That said, Lords and Villeins is weirdly hands-off. At points, it would be nice to fiddle with things more directly. It can also be frustrating. It’s riddled with where odd little delays. For example, I found that I just couldn’t get a throne together. I had everything required for it, but for one reason or another, my peasents wouldn’t build the damn thing. One can expect these things to be more ironed out with updates.
Unlike more chaotic sims, Lords and Villeins also has fairly low threat levels. Yes, your people may well starve in the winter or fight among themselves, but there will be invasions from the French or C’thulu-Esque cults like in Clockwork Empires.
You’ll also build up your own (generous) mansion, and snatch, I mean, acquire, servants from the local families to do your bidding. As the game carries on, you can also assign folks to the clergy, where they’ll tend to bees and make wine and hold service at church. You, of course, being a feudal lord, have your very own chapel, where the other richos can hang out without having to gaze upon the filthy peasants.
Each zone, whether it’s industrial, clergy, or assigned specifically to the noble class, has its own intricacies, to be managed by your silken gloved hand, including equipment, storage, and labour prioritization. The finer points of economic management are also included, with finickity resource price management tools. I did not enjoy these too much, although I did enjoy seizing and granting resources to my people, like a capricious god.
It can take quite a long time to get your basic setup going, namely, having a place for peasants, nobles, clergy, and the military to all peacefully co-exist while you pay the handsome fare to your reigning monarch, who is keen to remind you that failure will lead to execution.
You’d best get folks slaving away on the land fast, but also make sure there are enough fancy things to lure in the rich, who bring rare resources to your colony as well as artisanal trades like jewelry making.
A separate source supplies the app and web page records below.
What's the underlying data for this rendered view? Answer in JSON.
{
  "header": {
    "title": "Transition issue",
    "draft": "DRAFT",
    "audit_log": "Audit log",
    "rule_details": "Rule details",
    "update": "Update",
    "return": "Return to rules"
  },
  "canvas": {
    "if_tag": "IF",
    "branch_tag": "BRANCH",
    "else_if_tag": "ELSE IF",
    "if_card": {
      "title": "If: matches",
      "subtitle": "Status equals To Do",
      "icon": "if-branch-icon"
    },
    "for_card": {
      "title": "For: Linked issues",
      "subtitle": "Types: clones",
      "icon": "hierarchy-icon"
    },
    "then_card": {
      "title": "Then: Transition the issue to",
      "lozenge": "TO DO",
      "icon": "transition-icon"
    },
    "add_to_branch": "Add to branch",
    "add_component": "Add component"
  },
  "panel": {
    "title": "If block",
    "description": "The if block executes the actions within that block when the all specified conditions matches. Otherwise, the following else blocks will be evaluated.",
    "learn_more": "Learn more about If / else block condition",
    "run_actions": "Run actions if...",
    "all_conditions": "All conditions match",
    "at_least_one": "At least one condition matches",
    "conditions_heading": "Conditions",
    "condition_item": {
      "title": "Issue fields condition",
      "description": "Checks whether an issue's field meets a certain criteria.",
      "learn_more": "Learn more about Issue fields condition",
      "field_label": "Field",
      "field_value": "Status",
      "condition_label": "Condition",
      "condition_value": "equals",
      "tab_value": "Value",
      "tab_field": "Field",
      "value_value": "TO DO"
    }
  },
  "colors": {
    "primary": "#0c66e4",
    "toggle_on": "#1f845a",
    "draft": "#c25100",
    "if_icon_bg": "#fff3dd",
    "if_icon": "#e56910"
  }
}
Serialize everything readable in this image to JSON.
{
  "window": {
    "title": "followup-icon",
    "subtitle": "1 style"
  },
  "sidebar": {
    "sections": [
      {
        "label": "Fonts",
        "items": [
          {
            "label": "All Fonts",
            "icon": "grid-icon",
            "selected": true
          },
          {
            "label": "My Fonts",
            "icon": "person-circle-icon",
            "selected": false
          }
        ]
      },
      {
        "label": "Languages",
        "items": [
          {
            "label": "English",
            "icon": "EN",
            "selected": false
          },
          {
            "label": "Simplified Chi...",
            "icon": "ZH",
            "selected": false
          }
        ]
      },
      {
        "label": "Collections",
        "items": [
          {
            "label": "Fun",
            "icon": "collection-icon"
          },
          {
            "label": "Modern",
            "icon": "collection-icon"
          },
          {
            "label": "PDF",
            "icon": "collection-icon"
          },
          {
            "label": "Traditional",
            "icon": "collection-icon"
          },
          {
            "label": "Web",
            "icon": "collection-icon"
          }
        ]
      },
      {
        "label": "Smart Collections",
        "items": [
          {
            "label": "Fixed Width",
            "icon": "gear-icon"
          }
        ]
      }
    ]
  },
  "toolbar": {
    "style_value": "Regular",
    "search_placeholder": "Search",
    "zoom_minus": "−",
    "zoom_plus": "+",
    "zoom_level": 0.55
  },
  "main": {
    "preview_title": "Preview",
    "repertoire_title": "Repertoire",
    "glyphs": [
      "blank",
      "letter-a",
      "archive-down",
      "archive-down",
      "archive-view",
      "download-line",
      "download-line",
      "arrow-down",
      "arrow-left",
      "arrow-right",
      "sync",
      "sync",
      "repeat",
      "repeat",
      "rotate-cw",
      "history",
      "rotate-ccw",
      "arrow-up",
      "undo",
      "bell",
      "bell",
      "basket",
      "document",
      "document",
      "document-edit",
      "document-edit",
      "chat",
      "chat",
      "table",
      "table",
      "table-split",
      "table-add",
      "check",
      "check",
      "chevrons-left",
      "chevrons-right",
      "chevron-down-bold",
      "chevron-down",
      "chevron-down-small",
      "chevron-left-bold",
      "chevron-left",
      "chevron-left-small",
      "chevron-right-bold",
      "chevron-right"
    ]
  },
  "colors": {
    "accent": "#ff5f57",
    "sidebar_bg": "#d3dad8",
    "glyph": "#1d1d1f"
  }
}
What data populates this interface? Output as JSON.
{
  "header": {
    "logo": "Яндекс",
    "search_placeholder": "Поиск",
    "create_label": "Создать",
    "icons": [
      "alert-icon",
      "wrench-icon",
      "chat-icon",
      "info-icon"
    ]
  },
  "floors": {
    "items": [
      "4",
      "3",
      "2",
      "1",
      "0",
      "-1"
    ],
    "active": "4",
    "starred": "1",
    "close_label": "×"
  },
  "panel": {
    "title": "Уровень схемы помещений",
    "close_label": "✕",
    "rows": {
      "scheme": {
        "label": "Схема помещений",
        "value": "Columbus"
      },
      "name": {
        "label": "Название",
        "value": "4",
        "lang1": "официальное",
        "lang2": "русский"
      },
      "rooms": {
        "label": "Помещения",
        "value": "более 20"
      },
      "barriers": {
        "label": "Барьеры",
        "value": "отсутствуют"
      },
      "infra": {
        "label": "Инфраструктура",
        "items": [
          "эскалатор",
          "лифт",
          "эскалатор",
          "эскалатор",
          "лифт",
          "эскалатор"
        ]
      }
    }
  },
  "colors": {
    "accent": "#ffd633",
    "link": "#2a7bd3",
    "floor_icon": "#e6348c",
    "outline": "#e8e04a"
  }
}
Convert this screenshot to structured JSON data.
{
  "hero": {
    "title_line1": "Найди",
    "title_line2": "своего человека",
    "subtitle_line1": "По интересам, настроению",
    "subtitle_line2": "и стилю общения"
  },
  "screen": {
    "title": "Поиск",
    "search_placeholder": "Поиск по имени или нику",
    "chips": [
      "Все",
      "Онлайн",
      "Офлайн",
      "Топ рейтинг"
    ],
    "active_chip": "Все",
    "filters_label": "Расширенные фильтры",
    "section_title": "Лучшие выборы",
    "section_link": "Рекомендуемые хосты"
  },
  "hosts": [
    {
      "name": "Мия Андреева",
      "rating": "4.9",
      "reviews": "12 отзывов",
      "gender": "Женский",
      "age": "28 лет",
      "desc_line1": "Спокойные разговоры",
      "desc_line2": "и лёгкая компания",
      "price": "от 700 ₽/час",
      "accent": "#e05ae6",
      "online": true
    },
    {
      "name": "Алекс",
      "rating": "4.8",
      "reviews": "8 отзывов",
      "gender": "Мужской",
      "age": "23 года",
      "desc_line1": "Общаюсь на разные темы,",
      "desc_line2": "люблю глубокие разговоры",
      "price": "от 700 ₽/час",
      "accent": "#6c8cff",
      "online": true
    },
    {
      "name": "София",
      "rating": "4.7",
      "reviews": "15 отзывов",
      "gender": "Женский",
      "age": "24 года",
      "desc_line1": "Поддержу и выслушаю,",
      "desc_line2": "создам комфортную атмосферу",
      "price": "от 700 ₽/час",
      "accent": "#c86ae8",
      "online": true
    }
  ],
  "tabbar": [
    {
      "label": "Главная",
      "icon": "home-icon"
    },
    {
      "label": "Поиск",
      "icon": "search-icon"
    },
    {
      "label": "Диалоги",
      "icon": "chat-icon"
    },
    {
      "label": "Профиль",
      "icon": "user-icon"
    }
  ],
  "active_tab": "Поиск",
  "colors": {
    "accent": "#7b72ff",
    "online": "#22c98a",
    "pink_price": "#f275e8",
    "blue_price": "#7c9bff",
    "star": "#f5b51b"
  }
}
You can also execute and imprison people if you so deem and have the necessary items to build from. I opted not to do so, as I figured the backbreaking monotony of my villeins’ days was enough to put the fear in them. Also, I just didn’t have the staff required for the job.
A warning, construction, and so forth can take an obscenely long time. You are also a time lord, luckily, and can speed through events as you wait. This did, unfortunately, lead to some frustration though, as I’d miss key events like villagers starving in my frenzied bid to build limestone floors and tons of tiny barrels.
Overall, Lords and Villeins is perfect if you’re looking for a more relaxed colony sim that has a solid strategic foundation. The learning curve and early game can be a little frustrating, but once you set off your little colony the results are both visually and mechanically pleasing. With its already thriving community on Discord, I can’t wait to see what the future holds for Lords and Villeins. Personally, I’m vouching for fantasy-themed expansions and even more tiny furniture to play with.